    The original poster didn't say anything about declining eyesight and presbyopia.

    I'm 70 years old and I can tell the difference between 2048x1536 and 1280x1024. Especially when I'm reading.

  • Re:This ^ (Score:5, Informative)

    by nospam007 (722110) * on Sunday December 08, 2013 @11:25AM (#45632737)

    "Dexterity is a problem, holding the tablet withoyt realising that your contact with the hand you are holding it with is preventing the finger on the other hand from being able to move the icons. She just ended up putting on a table flat to use in case she accidentally touched the screen in the wrong place."

    Albeit being a few decades younger, I bought myself a toddler case for the iPad, with a fat elastic grip all around, which makes it easy for everybody to hold, not only toddlers and old people.
    Here are a few examples: []

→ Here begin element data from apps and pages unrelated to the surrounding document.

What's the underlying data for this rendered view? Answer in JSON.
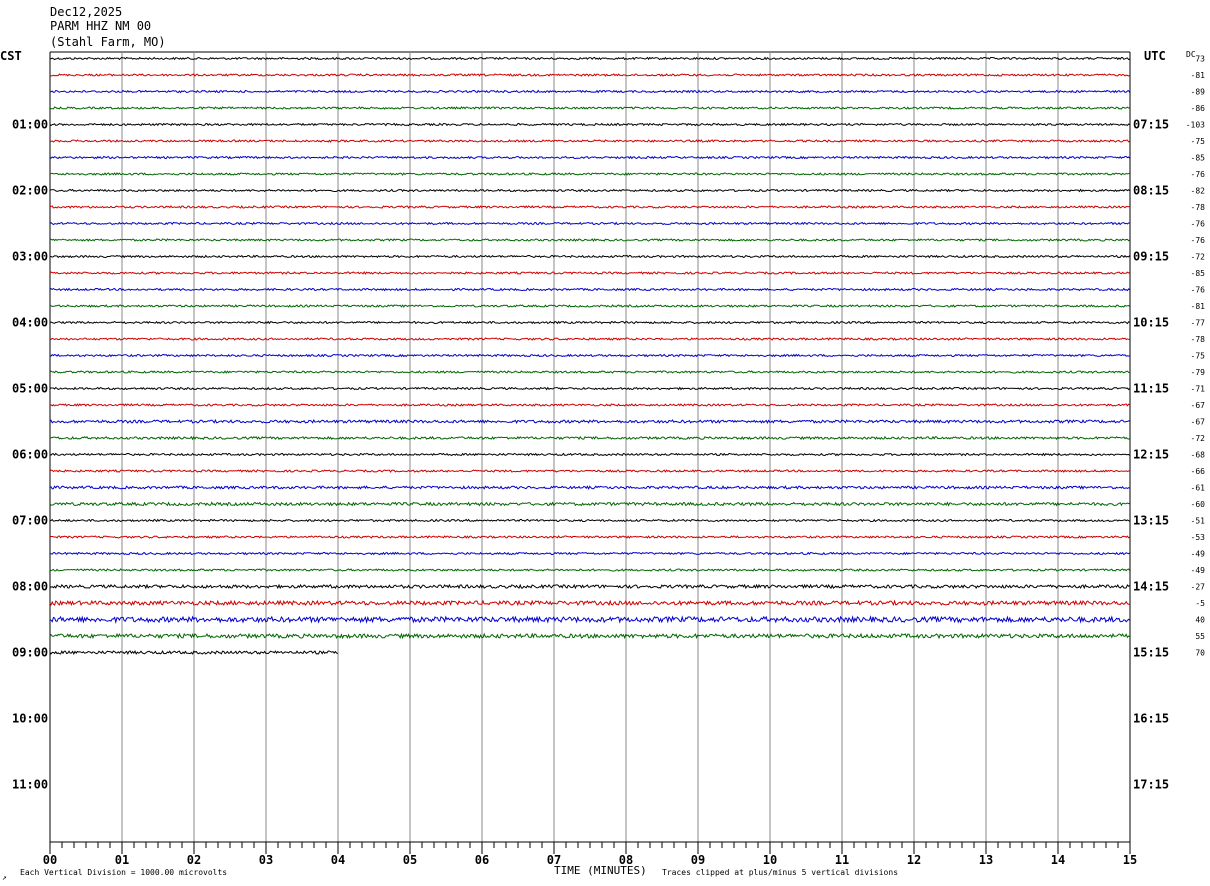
{
  "header": {
    "date": "Dec12,2025",
    "station": "PARM HHZ NM 00",
    "location": "(Stahl Farm, MO)"
  },
  "left_zone_label": "CST",
  "right_zone_label": "UTC",
  "dc_label": "DC",
  "footer": {
    "xlabel": "TIME (MINUTES)",
    "scale_note": "Each Vertical Division = 1000.00 microvolts",
    "clip_note": "Traces clipped at plus/minus 5 vertical divisions",
    "corner_mark": "↗"
  },
  "colors": {
    "trace_cycle": [
      "#000000",
      "#cc0000",
      "#0000cc",
      "#006600"
    ],
    "grid": "#888888",
    "text": "#000000"
  },
  "chart_data": {
    "type": "helicorder",
    "minutes_per_line": 15,
    "total_rows": 48,
    "x_ticks": [
      "00",
      "01",
      "02",
      "03",
      "04",
      "05",
      "06",
      "07",
      "08",
      "09",
      "10",
      "11",
      "12",
      "13",
      "14",
      "15"
    ],
    "xlim": [
      0,
      15
    ],
    "hour_labels_left": [
      "01:00",
      "02:00",
      "03:00",
      "04:00",
      "05:00",
      "06:00",
      "07:00",
      "08:00",
      "09:00",
      "10:00",
      "11:00"
    ],
    "hour_labels_right": [
      "07:15",
      "08:15",
      "09:15",
      "10:15",
      "11:15",
      "12:15",
      "13:15",
      "14:15",
      "15:15",
      "16:15",
      "17:15"
    ],
    "traces": [
      {
        "dc": "73",
        "end_minute": 15,
        "noise": 1.0
      },
      {
        "dc": "-81",
        "end_minute": 15,
        "noise": 1.0
      },
      {
        "dc": "-89",
        "end_minute": 15,
        "noise": 1.0
      },
      {
        "dc": "-86",
        "end_minute": 15,
        "noise": 1.0
      },
      {
        "dc": "-103",
        "end_minute": 15,
        "noise": 1.0
      },
      {
        "dc": "-75",
        "end_minute": 15,
        "noise": 1.0
      },
      {
        "dc": "-85",
        "end_minute": 15,
        "noise": 1.0
      },
      {
        "dc": "-76",
        "end_minute": 15,
        "noise": 1.0
      },
      {
        "dc": "-82",
        "end_minute": 15,
        "noise": 1.0
      },
      {
        "dc": "-78",
        "end_minute": 15,
        "noise": 1.0
      },
      {
        "dc": "-76",
        "end_minute": 15,
        "noise": 1.0
      },
      {
        "dc": "-76",
        "end_minute": 15,
        "noise": 1.0
      },
      {
        "dc": "-72",
        "end_minute": 15,
        "noise": 1.0
      },
      {
        "dc": "-85",
        "end_minute": 15,
        "noise": 1.0
      },
      {
        "dc": "-76",
        "end_minute": 15,
        "noise": 1.0
      },
      {
        "dc": "-81",
        "end_minute": 15,
        "noise": 1.0
      },
      {
        "dc": "-77",
        "end_minute": 15,
        "noise": 1.0
      },
      {
        "dc": "-78",
        "end_minute": 15,
        "noise": 1.0
      },
      {
        "dc": "-75",
        "end_minute": 15,
        "noise": 1.0
      },
      {
        "dc": "-79",
        "end_minute": 15,
        "noise": 1.0
      },
      {
        "dc": "-71",
        "end_minute": 15,
        "noise": 1.0
      },
      {
        "dc": "-67",
        "end_minute": 15,
        "noise": 1.0
      },
      {
        "dc": "-67",
        "end_minute": 15,
        "noise": 1.4
      },
      {
        "dc": "-72",
        "end_minute": 15,
        "noise": 1.2
      },
      {
        "dc": "-68",
        "end_minute": 15,
        "noise": 1.0
      },
      {
        "dc": "-66",
        "end_minute": 15,
        "noise": 1.0
      },
      {
        "dc": "-61",
        "end_minute": 15,
        "noise": 1.3
      },
      {
        "dc": "-60",
        "end_minute": 15,
        "noise": 1.5
      },
      {
        "dc": "-51",
        "end_minute": 15,
        "noise": 1.0
      },
      {
        "dc": "-53",
        "end_minute": 15,
        "noise": 1.0
      },
      {
        "dc": "-49",
        "end_minute": 15,
        "noise": 1.0
      },
      {
        "dc": "-49",
        "end_minute": 15,
        "noise": 1.0
      },
      {
        "dc": "-27",
        "end_minute": 15,
        "noise": 1.6
      },
      {
        "dc": "-5",
        "end_minute": 15,
        "noise": 2.0
      },
      {
        "dc": "40",
        "end_minute": 15,
        "noise": 2.6
      },
      {
        "dc": "55",
        "end_minute": 15,
        "noise": 2.0
      },
      {
        "dc": "70",
        "end_minute": 4,
        "noise": 1.5
      }
    ]
  }
}
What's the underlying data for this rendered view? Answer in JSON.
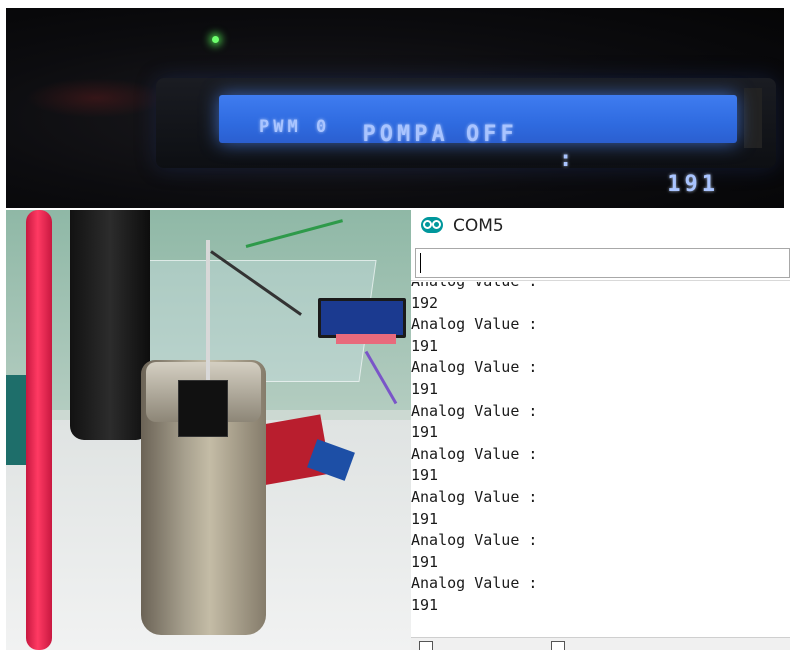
{
  "lcd": {
    "line1_label": "POMPA OFF",
    "line1_sep": ":",
    "line1_value": "191",
    "line2": "PWM 0"
  },
  "serial_monitor": {
    "title": "COM5",
    "input_value": "",
    "output_lines": [
      "Analog Value :",
      "192",
      "Analog Value :",
      "191",
      "Analog Value :",
      "191",
      "Analog Value :",
      "191",
      "Analog Value :",
      "191",
      "Analog Value :",
      "191",
      "Analog Value :",
      "191",
      "Analog Value :",
      "191"
    ]
  },
  "colors": {
    "lcd_backlight": "#3f7cf0",
    "lcd_text": "#a9c4ff",
    "arduino_teal": "#00979c"
  },
  "icons": {
    "serial_logo": "arduino-logo-icon",
    "status_led": "green-led-icon"
  }
}
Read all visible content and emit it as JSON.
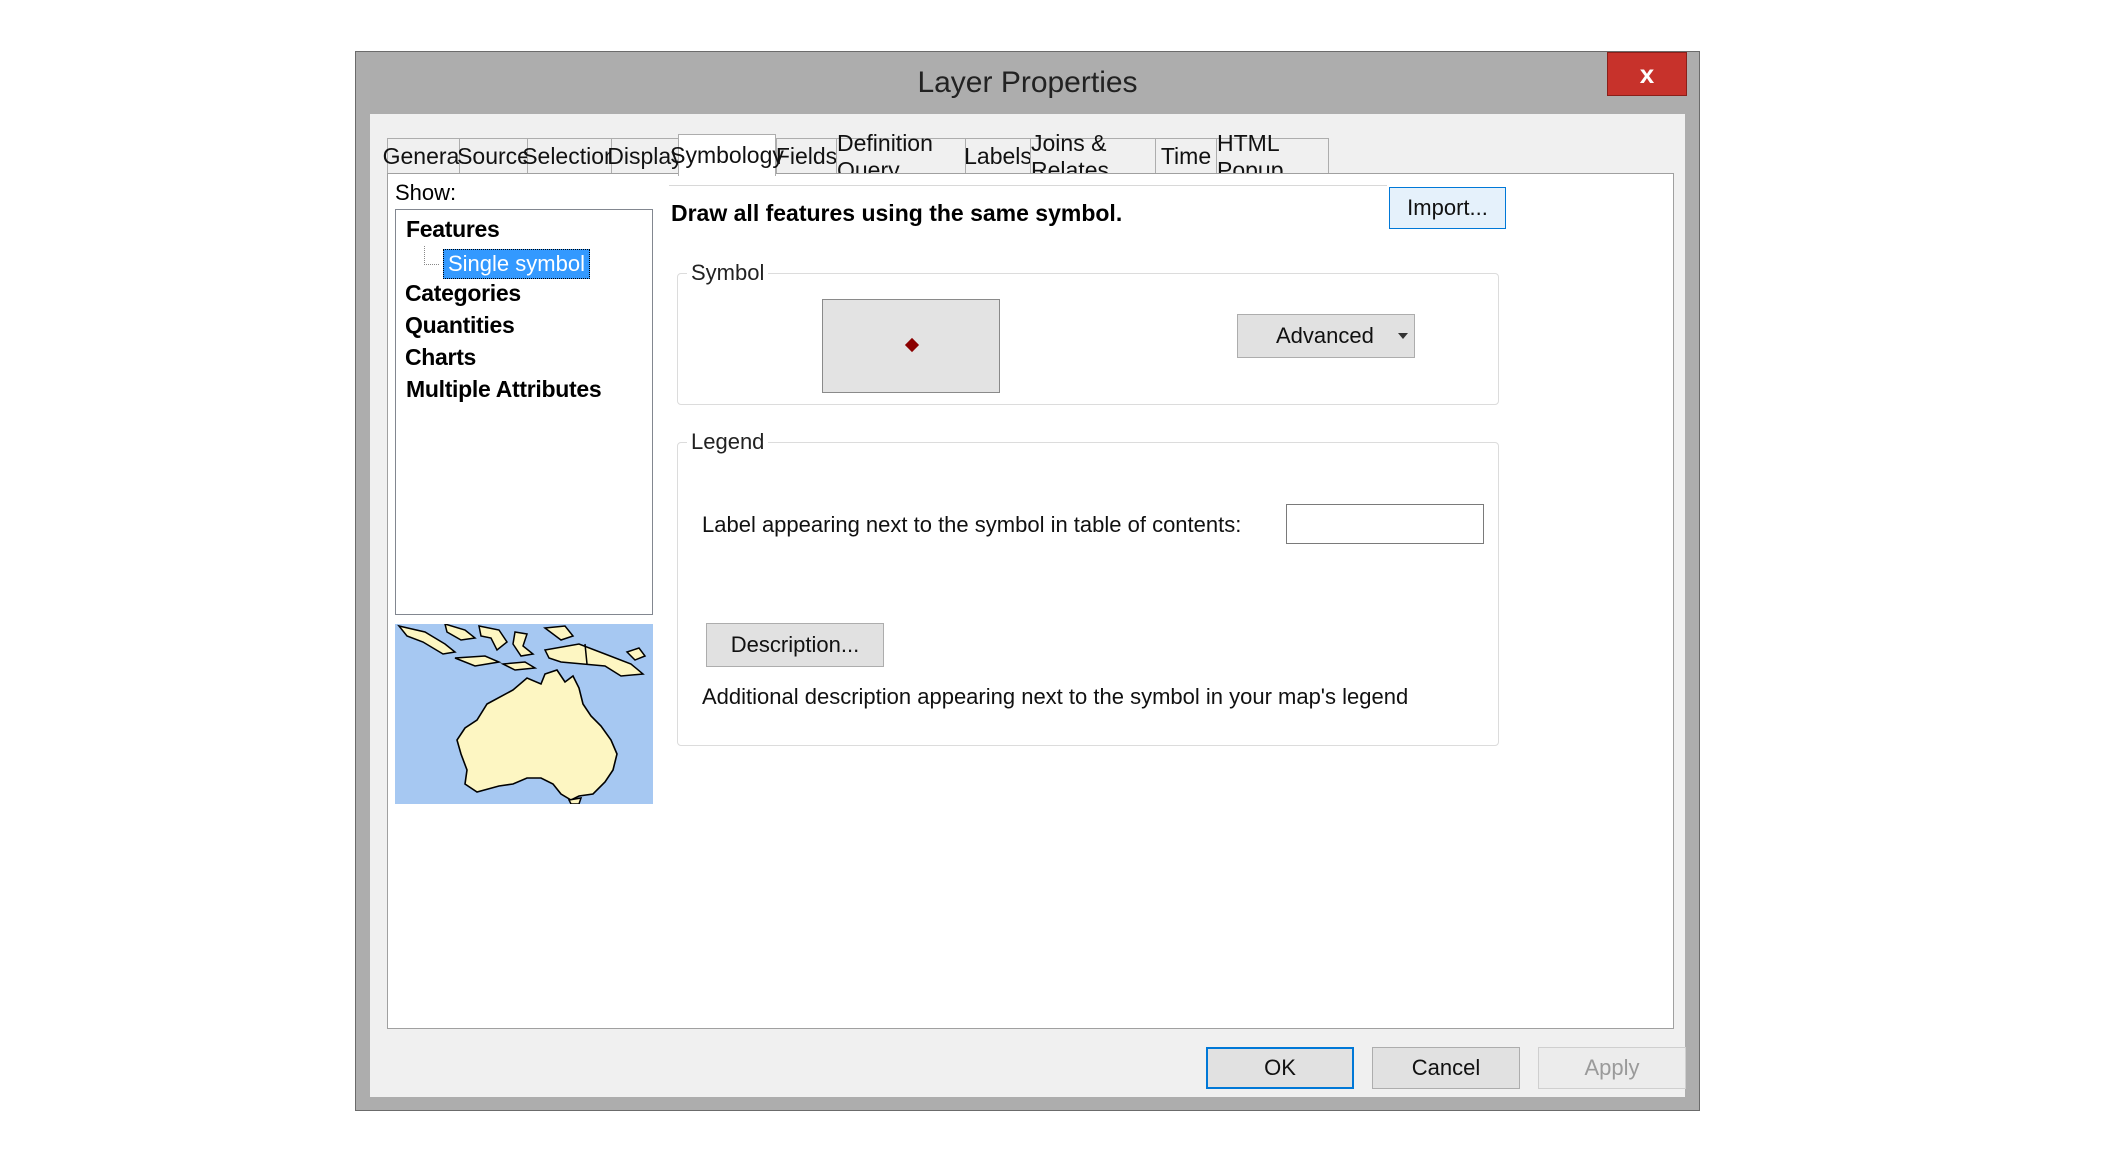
{
  "window": {
    "title": "Layer Properties",
    "close_label": "x"
  },
  "tabs": [
    {
      "label": "General"
    },
    {
      "label": "Source"
    },
    {
      "label": "Selection"
    },
    {
      "label": "Display"
    },
    {
      "label": "Symbology",
      "active": true
    },
    {
      "label": "Fields"
    },
    {
      "label": "Definition Query"
    },
    {
      "label": "Labels"
    },
    {
      "label": "Joins & Relates"
    },
    {
      "label": "Time"
    },
    {
      "label": "HTML Popup"
    }
  ],
  "show": {
    "label": "Show:",
    "items": [
      "Features",
      "Single symbol",
      "Categories",
      "Quantities",
      "Charts",
      "Multiple Attributes"
    ],
    "selected": "Single symbol"
  },
  "main": {
    "description": "Draw all features using the same symbol.",
    "import_label": "Import...",
    "symbol": {
      "title": "Symbol",
      "advanced_label": "Advanced"
    },
    "legend": {
      "title": "Legend",
      "label_prompt": "Label appearing next to the symbol in table of contents:",
      "label_value": "",
      "description_button": "Description...",
      "description_text": "Additional description appearing next to the symbol in your map's legend"
    }
  },
  "buttons": {
    "ok": "OK",
    "cancel": "Cancel",
    "apply": "Apply"
  },
  "colors": {
    "selection": "#3399ff",
    "close": "#c7322b",
    "map_water": "#a6c8f2",
    "map_land": "#fdf6c2",
    "symbol": "#8b0000"
  }
}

  • Re:iPad (Score:5, Informative)

    by OldeTimeGeek (725417) on Sunday December 08, 2013 @12:00PM (#45632997)
    As someone who is suffering from declining eyesight because of too many years looking at CRTs, I have to disagree. I recently switched from a first generation iPad to a higher version and have to say that the increased resolution means, to me at least, that the screen is a lot easier to reed. The extra resolution makes the characters on a web page or email a lot less fuzzy and I don't have to concentrate to as much to make out what it says.
  • by demonlapin (527802) on Sunday December 08, 2013 @08:57PM (#45635593) Homepage Journal
    Get him a Kindle Fire HDX. It's not the best tablet on the market, but it's a decent one, and it has the "Mayday" button - press it and he has Amazon, not you, doing tech support 24/7/365.

Do you suffer painful illumination? -- Isaac Newton, "Optics"